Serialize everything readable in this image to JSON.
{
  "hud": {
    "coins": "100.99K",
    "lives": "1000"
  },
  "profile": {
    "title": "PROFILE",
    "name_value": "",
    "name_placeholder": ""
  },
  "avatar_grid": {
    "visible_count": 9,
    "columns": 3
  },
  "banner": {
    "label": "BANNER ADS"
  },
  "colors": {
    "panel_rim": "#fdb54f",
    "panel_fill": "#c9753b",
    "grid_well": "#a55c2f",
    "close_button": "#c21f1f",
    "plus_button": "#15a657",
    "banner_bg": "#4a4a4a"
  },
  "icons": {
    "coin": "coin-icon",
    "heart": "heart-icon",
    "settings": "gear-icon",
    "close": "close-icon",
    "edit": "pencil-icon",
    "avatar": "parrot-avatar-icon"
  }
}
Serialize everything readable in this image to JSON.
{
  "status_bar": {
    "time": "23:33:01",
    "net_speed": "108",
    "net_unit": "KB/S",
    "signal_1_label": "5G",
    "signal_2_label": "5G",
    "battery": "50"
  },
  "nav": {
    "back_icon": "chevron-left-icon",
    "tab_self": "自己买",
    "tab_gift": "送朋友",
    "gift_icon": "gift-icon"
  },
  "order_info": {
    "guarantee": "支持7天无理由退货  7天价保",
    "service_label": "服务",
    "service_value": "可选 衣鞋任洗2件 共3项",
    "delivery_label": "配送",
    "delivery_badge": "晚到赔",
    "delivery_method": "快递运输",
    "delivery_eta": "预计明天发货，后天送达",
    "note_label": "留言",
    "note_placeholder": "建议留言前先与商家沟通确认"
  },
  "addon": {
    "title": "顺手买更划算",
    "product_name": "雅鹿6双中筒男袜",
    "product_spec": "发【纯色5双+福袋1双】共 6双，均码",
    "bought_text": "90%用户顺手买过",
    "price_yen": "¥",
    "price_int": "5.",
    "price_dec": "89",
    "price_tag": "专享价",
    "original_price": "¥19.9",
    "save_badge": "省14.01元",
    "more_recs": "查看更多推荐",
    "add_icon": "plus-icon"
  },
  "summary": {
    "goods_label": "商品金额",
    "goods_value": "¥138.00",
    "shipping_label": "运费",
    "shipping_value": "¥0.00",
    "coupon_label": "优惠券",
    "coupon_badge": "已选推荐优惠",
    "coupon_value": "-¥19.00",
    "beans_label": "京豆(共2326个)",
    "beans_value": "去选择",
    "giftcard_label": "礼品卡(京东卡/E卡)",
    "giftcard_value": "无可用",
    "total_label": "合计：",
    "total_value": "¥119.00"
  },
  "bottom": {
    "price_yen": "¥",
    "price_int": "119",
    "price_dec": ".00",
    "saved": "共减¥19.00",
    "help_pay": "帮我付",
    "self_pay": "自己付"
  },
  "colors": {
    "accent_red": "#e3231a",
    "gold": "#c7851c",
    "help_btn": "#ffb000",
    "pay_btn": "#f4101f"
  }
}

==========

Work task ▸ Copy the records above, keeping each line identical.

Your response ▸
Serialize everything readable in this image to JSON.
{
  "hud": {
    "coins": "100.99K",
    "lives": "1000"
  },
  "profile": {
    "title": "PROFILE",
    "name_value": "",
    "name_placeholder": ""
  },
  "avatar_grid": {
    "visible_count": 9,
    "columns": 3
  },
  "banner": {
    "label": "BANNER ADS"
  },
  "colors": {
    "panel_rim": "#fdb54f",
    "panel_fill": "#c9753b",
    "grid_well": "#a55c2f",
    "close_button": "#c21f1f",
    "plus_button": "#15a657",
    "banner_bg": "#4a4a4a"
  },
  "icons": {
    "coin": "coin-icon",
    "heart": "heart-icon",
    "settings": "gear-icon",
    "close": "close-icon",
    "edit": "pencil-icon",
    "avatar": "parrot-avatar-icon"
  }
}
Serialize everything readable in this image to JSON.
{
  "status_bar": {
    "time": "23:33:01",
    "net_speed": "108",
    "net_unit": "KB/S",
    "signal_1_label": "5G",
    "signal_2_label": "5G",
    "battery": "50"
  },
  "nav": {
    "back_icon": "chevron-left-icon",
    "tab_self": "自己买",
    "tab_gift": "送朋友",
    "gift_icon": "gift-icon"
  },
  "order_info": {
    "guarantee": "支持7天无理由退货  7天价保",
    "service_label": "服务",
    "service_value": "可选 衣鞋任洗2件 共3项",
    "delivery_label": "配送",
    "delivery_badge": "晚到赔",
    "delivery_method": "快递运输",
    "delivery_eta": "预计明天发货，后天送达",
    "note_label": "留言",
    "note_placeholder": "建议留言前先与商家沟通确认"
  },
  "addon": {
    "title": "顺手买更划算",
    "product_name": "雅鹿6双中筒男袜",
    "product_spec": "发【纯色5双+福袋1双】共 6双，均码",
    "bought_text": "90%用户顺手买过",
    "price_yen": "¥",
    "price_int": "5.",
    "price_dec": "89",
    "price_tag": "专享价",
    "original_price": "¥19.9",
    "save_badge": "省14.01元",
    "more_recs": "查看更多推荐",
    "add_icon": "plus-icon"
  },
  "summary": {
    "goods_label": "商品金额",
    "goods_value": "¥138.00",
    "shipping_label": "运费",
    "shipping_value": "¥0.00",
    "coupon_label": "优惠券",
    "coupon_badge": "已选推荐优惠",
    "coupon_value": "-¥19.00",
    "beans_label": "京豆(共2326个)",
    "beans_value": "去选择",
    "giftcard_label": "礼品卡(京东卡/E卡)",
    "giftcard_value": "无可用",
    "total_label": "合计：",
    "total_value": "¥119.00"
  },
  "bottom": {
    "price_yen": "¥",
    "price_int": "119",
    "price_dec": ".00",
    "saved": "共减¥19.00",
    "help_pay": "帮我付",
    "self_pay": "自己付"
  },
  "colors": {
    "accent_red": "#e3231a",
    "gold": "#c7851c",
    "help_btn": "#ffb000",
    "pay_btn": "#f4101f"
  }
}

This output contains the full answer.